United Torah Judaism chairman Moshe Gafni called Bennett “wicked” and called on him “to remove his kippah. He shames his kippah and I think it is a great insolence. At least everyone should understand that he is a Reform” Jew.
Their remarks came in the wake of reports regarding the new government’s coalition agreements, support measures to increase secular studies in ultra-orthodox schools and to draft yeshiva students currently exempt from military service.
Coalition members have also voiced support for civil marriage, public transit on Shabbat and the recognition of non-orthodox streams as well as the establishment of a pluralistic prayer space at the Western Wall.
In a statement on Tuesday afternoon, Bennett pushed back against the ultra-orthodox lawmakers’ attacks, calling them “expressions that do not bring them honor and reflect a loss of temper.”
“The ultra-orthodox Knesset members will not teach us what Judaism is and certainly not what Zionism is,” he said, promising that as prime minister, he would “take care of the ultra-Orthodox public and the Torah world.”
“To the ultra-Orthodox citizens of the country I say, again: you have nothing to worry about,” he continued. “On the contrary, the past year has shown that you are the ones who pay, with your very lives, for a political culture of neglect, nepotism and the perpetuation of problems.”
“If the intention in this hysterical outburst is to deter us from the intention to set up a state commission of inquiry into the Meron disaster – it will not work,” he said.
Ultra-orthodox lawmakers have strongly opposed the establishment of a state commission of inquiry into the Mount Meron tragedy, in which 45 people were crushed to death during the annual pilgrimage to the tomb of the 2nd century Mishnaic sage Rabbi Shimon Bar-Yochai.

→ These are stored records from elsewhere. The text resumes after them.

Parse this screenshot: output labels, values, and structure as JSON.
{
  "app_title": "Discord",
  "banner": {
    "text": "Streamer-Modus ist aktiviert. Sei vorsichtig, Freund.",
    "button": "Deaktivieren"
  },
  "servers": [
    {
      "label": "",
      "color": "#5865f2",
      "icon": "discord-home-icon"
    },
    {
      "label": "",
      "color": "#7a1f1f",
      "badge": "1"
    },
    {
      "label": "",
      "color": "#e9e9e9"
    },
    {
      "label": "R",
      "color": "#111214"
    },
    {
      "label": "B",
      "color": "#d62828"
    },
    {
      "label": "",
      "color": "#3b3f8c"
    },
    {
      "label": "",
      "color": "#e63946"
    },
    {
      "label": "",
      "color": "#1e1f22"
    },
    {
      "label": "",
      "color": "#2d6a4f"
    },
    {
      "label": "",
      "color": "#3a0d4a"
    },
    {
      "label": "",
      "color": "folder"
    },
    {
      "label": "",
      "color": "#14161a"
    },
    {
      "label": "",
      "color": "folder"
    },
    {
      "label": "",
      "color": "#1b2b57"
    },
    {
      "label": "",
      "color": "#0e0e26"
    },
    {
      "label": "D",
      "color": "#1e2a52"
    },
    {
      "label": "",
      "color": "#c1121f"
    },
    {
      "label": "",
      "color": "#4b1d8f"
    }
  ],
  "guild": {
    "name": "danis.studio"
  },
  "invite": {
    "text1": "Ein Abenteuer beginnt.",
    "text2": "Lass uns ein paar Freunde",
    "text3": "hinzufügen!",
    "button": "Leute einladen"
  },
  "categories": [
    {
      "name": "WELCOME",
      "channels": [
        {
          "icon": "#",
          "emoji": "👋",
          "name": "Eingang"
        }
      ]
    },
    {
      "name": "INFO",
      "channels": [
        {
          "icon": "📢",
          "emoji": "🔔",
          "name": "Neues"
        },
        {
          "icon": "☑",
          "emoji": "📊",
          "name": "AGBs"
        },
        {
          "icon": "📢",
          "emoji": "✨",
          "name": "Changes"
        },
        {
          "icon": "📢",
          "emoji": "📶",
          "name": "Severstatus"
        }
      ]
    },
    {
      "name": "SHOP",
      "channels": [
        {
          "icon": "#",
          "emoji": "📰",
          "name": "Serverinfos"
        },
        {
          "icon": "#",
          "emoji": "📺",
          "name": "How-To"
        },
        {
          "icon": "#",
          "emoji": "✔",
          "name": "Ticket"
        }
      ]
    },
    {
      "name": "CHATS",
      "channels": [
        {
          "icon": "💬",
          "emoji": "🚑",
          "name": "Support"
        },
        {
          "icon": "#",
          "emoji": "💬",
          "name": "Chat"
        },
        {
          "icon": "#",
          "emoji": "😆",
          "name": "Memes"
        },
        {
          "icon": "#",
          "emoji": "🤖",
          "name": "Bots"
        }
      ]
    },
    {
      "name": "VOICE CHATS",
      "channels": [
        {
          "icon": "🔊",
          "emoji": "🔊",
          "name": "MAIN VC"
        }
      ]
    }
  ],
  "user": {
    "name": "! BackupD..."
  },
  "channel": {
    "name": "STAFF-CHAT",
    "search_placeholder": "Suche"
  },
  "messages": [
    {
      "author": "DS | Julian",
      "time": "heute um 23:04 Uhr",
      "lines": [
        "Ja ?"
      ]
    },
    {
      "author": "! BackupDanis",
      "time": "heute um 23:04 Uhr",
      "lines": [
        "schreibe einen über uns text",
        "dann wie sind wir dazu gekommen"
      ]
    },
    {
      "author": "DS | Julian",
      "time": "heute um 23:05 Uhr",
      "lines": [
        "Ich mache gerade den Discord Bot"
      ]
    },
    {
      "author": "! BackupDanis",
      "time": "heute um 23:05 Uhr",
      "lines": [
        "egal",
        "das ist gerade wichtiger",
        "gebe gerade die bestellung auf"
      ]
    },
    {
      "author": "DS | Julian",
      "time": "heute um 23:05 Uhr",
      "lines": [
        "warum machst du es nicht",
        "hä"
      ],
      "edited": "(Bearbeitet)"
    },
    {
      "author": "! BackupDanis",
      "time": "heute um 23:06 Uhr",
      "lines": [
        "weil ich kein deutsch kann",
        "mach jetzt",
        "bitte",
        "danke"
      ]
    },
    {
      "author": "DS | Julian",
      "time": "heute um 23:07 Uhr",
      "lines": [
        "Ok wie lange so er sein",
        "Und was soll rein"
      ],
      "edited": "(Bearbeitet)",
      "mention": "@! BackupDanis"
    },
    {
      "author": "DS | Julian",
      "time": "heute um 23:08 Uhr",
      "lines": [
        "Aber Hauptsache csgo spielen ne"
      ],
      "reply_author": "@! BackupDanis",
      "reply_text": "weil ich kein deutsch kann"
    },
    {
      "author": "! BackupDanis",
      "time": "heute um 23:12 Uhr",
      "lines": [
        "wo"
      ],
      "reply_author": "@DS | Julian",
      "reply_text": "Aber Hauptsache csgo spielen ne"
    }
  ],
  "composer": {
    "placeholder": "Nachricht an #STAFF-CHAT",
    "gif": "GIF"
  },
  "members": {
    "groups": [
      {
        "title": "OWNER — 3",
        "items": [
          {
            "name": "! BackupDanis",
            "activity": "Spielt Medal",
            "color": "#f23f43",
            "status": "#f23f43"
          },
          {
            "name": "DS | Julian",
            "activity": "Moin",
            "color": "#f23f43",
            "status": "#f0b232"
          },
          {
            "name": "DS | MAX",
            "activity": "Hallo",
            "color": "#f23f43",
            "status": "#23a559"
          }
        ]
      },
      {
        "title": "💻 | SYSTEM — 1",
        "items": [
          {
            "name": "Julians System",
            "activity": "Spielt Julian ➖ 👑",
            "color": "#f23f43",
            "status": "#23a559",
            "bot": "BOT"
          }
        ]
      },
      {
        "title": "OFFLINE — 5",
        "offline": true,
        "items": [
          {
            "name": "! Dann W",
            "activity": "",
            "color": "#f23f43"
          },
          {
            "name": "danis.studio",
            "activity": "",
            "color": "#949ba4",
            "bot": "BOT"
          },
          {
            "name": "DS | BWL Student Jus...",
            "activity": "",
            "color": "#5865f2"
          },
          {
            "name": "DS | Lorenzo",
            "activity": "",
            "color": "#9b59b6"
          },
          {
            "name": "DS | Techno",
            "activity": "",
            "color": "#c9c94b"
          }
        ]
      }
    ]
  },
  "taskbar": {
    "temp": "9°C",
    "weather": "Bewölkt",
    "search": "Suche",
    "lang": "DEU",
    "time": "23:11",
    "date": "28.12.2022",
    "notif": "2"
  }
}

According to the ultra-Orthodox Behadrei Haredim news website, Deputy Transportation Minister Uri Maklev told colleagues at a United Torah Judaism Knesset faction meeting that, if a state commission is established, “there will be people whom we know who are liable to be harmed, people at the Religious Affairs Ministry, people who are responsible for the festivities; there are people who are responsible for Meron.”